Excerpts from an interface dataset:
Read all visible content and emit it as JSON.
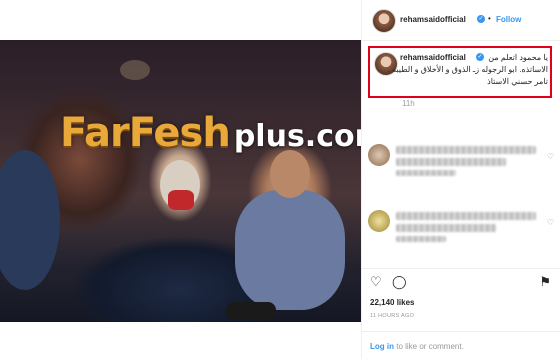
{
  "watermark": {
    "main": "FarFesh",
    "sub": "plus.com",
    "plus_icon": "+"
  },
  "header": {
    "username": "rehamsaidofficial",
    "verified_icon": "✓",
    "separator": "•",
    "follow_label": "Follow"
  },
  "caption": {
    "username": "rehamsaidofficial",
    "lines": [
      "يا محمود اتعلم من",
      "الاساتذه. ابو الرجوله زـ الذوق و الأخلاق و الطيبه .",
      "تامر حسني الاستاذ"
    ],
    "time": "11h"
  },
  "comments": [
    {
      "heart_icon": "♡"
    },
    {
      "heart_icon": "♡"
    }
  ],
  "actions": {
    "like_icon": "♡",
    "comment_icon": "◯",
    "bookmark_icon": "⚑"
  },
  "likes": "22,140 likes",
  "posted_ago": "11 HOURS AGO",
  "footer": {
    "login_link": "Log in",
    "login_rest": "to like or comment."
  }
}
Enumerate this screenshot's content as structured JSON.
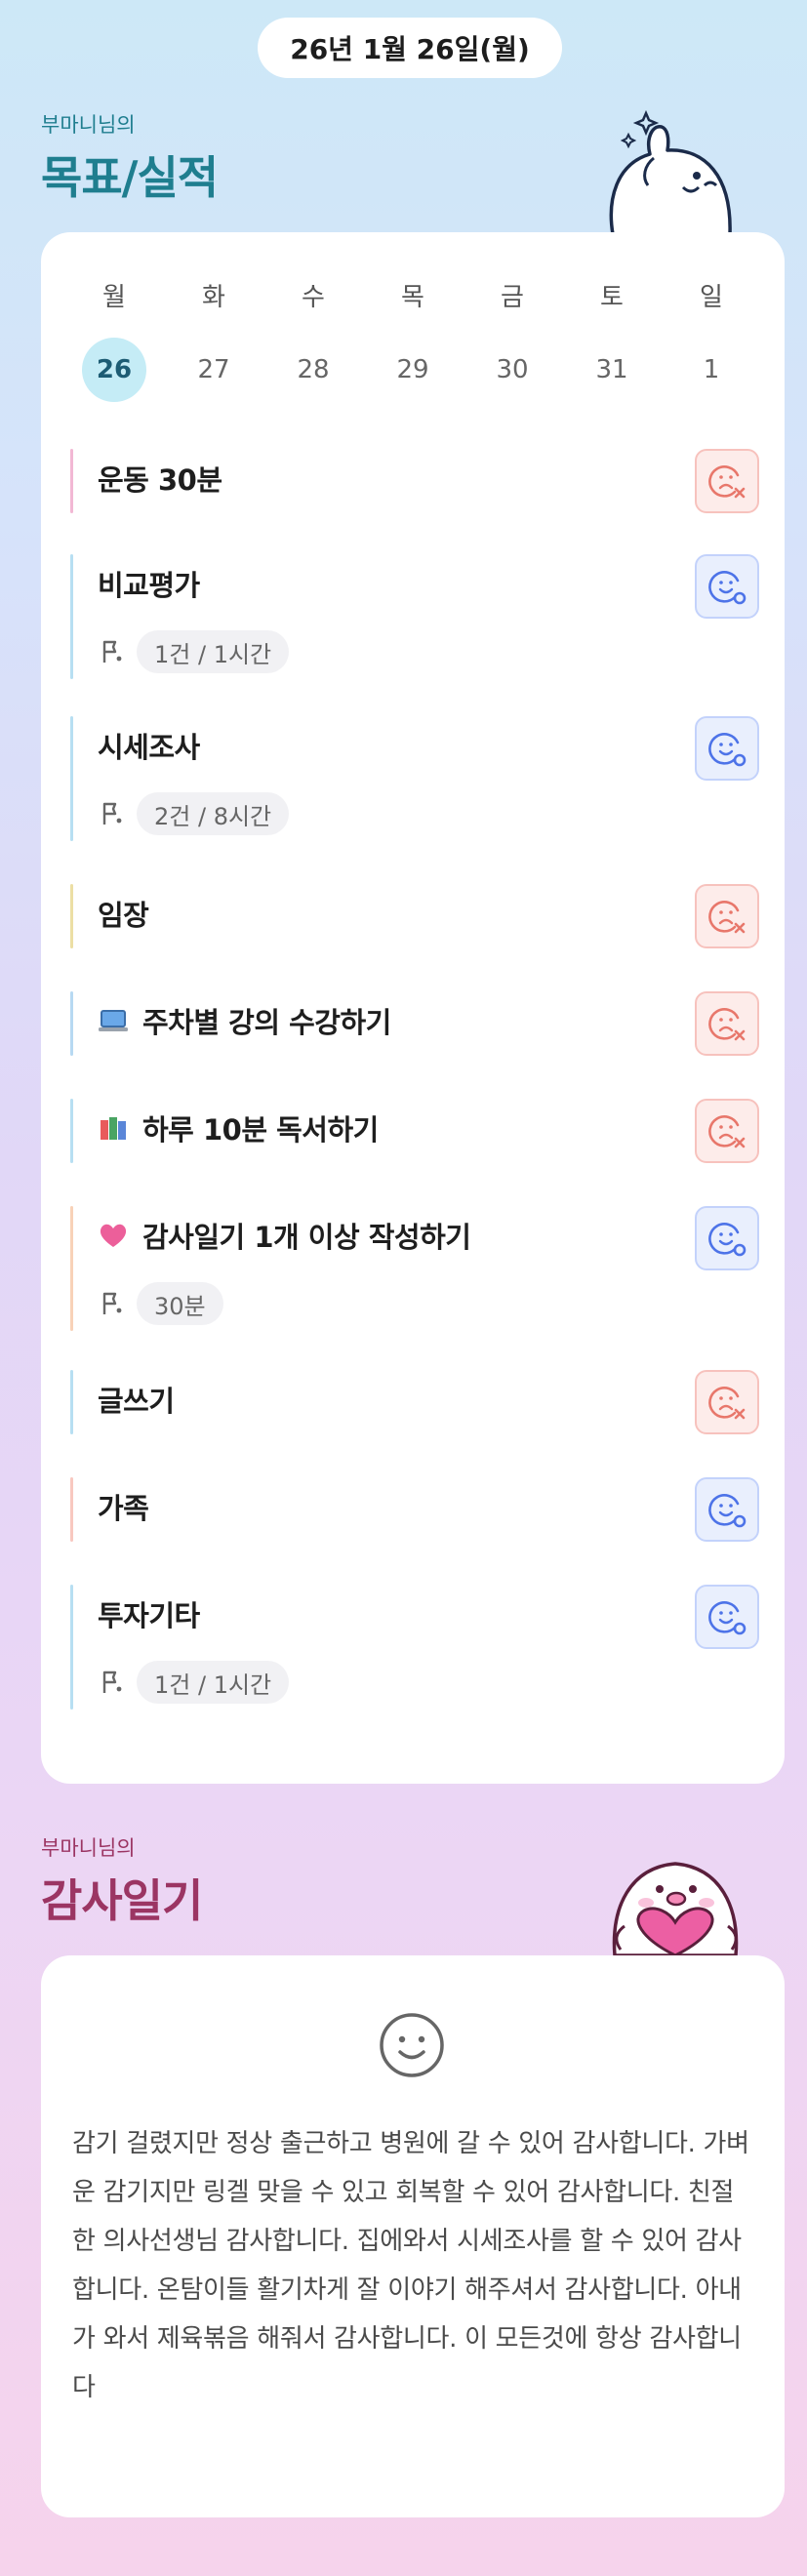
{
  "header": {
    "date": "26년 1월 26일(월)"
  },
  "goals_section": {
    "subtitle": "부마니님의",
    "title": "목표/실적"
  },
  "calendar": {
    "weekdays": [
      "월",
      "화",
      "수",
      "목",
      "금",
      "토",
      "일"
    ],
    "dates": [
      "26",
      "27",
      "28",
      "29",
      "30",
      "31",
      "1"
    ],
    "selected_index": 0
  },
  "goals": [
    {
      "title": "운동 30분",
      "meta": "",
      "status": "fail",
      "bar_color": "#f2b8d4"
    },
    {
      "title": "비교평가",
      "meta": "1건 / 1시간",
      "status": "done",
      "bar_color": "#b7dff2"
    },
    {
      "title": "시세조사",
      "meta": "2건 / 8시간",
      "status": "done",
      "bar_color": "#b7dff2"
    },
    {
      "title": "임장",
      "meta": "",
      "status": "fail",
      "bar_color": "#ecdfa4"
    },
    {
      "title": "주차별 강의 수강하기",
      "meta": "",
      "status": "fail",
      "bar_color": "#b7d9f2",
      "emoji": "laptop"
    },
    {
      "title": "하루 10분 독서하기",
      "meta": "",
      "status": "fail",
      "bar_color": "#b7dff2",
      "emoji": "books"
    },
    {
      "title": "감사일기 1개 이상 작성하기",
      "meta": "30분",
      "status": "done",
      "bar_color": "#f8d2b8",
      "emoji": "heart"
    },
    {
      "title": "글쓰기",
      "meta": "",
      "status": "fail",
      "bar_color": "#b7dff2"
    },
    {
      "title": "가족",
      "meta": "",
      "status": "done",
      "bar_color": "#f8c8c0"
    },
    {
      "title": "투자기타",
      "meta": "1건 / 1시간",
      "status": "done",
      "bar_color": "#b7dff2"
    }
  ],
  "diary_section": {
    "subtitle": "부마니님의",
    "title": "감사일기",
    "text": "감기 걸렸지만 정상 출근하고 병원에 갈 수 있어 감사합니다. 가벼운 감기지만 링겔 맞을 수 있고 회복할 수 있어 감사합니다. 친절한 의사선생님 감사합니다. 집에와서 시세조사를 할 수 있어 감사합니다. 온탐이들 활기차게 잘 이야기 해주셔서 감사합니다. 아내가 와서 제육볶음 해줘서 감사합니다. 이 모든것에 항상 감사합니다"
  },
  "icons": {
    "fail": "sad-face-x-icon",
    "done": "smile-face-check-icon",
    "meta": "flag-icon",
    "diary": "smile-icon"
  },
  "colors": {
    "fail_bg": "#fdecea",
    "fail_stroke": "#e8776b",
    "done_bg": "#e9effd",
    "done_stroke": "#4d73e8",
    "goals_title": "#1f7e8f",
    "diary_title": "#9b3563"
  }
}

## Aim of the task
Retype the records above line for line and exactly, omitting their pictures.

## Task response
Read all visible content and emit it as JSON.
{
  "watermark": {
    "main": "FarFesh",
    "sub": "plus.com",
    "plus_icon": "+"
  },
  "header": {
    "username": "rehamsaidofficial",
    "verified_icon": "✓",
    "separator": "•",
    "follow_label": "Follow"
  },
  "caption": {
    "username": "rehamsaidofficial",
    "lines": [
      "يا محمود اتعلم من",
      "الاساتذه. ابو الرجوله زـ الذوق و الأخلاق و الطيبه .",
      "تامر حسني الاستاذ"
    ],
    "time": "11h"
  },
  "comments": [
    {
      "heart_icon": "♡"
    },
    {
      "heart_icon": "♡"
    }
  ],
  "actions": {
    "like_icon": "♡",
    "comment_icon": "◯",
    "bookmark_icon": "⚑"
  },
  "likes": "22,140 likes",
  "posted_ago": "11 HOURS AGO",
  "footer": {
    "login_link": "Log in",
    "login_rest": "to like or comment."
  }
}
Enumerate this screenshot's content as structured JSON.
{
  "header": {
    "date": "26년 1월 26일(월)"
  },
  "goals_section": {
    "subtitle": "부마니님의",
    "title": "목표/실적"
  },
  "calendar": {
    "weekdays": [
      "월",
      "화",
      "수",
      "목",
      "금",
      "토",
      "일"
    ],
    "dates": [
      "26",
      "27",
      "28",
      "29",
      "30",
      "31",
      "1"
    ],
    "selected_index": 0
  },
  "goals": [
    {
      "title": "운동 30분",
      "meta": "",
      "status": "fail",
      "bar_color": "#f2b8d4"
    },
    {
      "title": "비교평가",
      "meta": "1건 / 1시간",
      "status": "done",
      "bar_color": "#b7dff2"
    },
    {
      "title": "시세조사",
      "meta": "2건 / 8시간",
      "status": "done",
      "bar_color": "#b7dff2"
    },
    {
      "title": "임장",
      "meta": "",
      "status": "fail",
      "bar_color": "#ecdfa4"
    },
    {
      "title": "주차별 강의 수강하기",
      "meta": "",
      "status": "fail",
      "bar_color": "#b7d9f2",
      "emoji": "laptop"
    },
    {
      "title": "하루 10분 독서하기",
      "meta": "",
      "status": "fail",
      "bar_color": "#b7dff2",
      "emoji": "books"
    },
    {
      "title": "감사일기 1개 이상 작성하기",
      "meta": "30분",
      "status": "done",
      "bar_color": "#f8d2b8",
      "emoji": "heart"
    },
    {
      "title": "글쓰기",
      "meta": "",
      "status": "fail",
      "bar_color": "#b7dff2"
    },
    {
      "title": "가족",
      "meta": "",
      "status": "done",
      "bar_color": "#f8c8c0"
    },
    {
      "title": "투자기타",
      "meta": "1건 / 1시간",
      "status": "done",
      "bar_color": "#b7dff2"
    }
  ],
  "diary_section": {
    "subtitle": "부마니님의",
    "title": "감사일기",
    "text": "감기 걸렸지만 정상 출근하고 병원에 갈 수 있어 감사합니다. 가벼운 감기지만 링겔 맞을 수 있고 회복할 수 있어 감사합니다. 친절한 의사선생님 감사합니다. 집에와서 시세조사를 할 수 있어 감사합니다. 온탐이들 활기차게 잘 이야기 해주셔서 감사합니다. 아내가 와서 제육볶음 해줘서 감사합니다. 이 모든것에 항상 감사합니다"
  },
  "icons": {
    "fail": "sad-face-x-icon",
    "done": "smile-face-check-icon",
    "meta": "flag-icon",
    "diary": "smile-icon"
  },
  "colors": {
    "fail_bg": "#fdecea",
    "fail_stroke": "#e8776b",
    "done_bg": "#e9effd",
    "done_stroke": "#4d73e8",
    "goals_title": "#1f7e8f",
    "diary_title": "#9b3563"
  }
}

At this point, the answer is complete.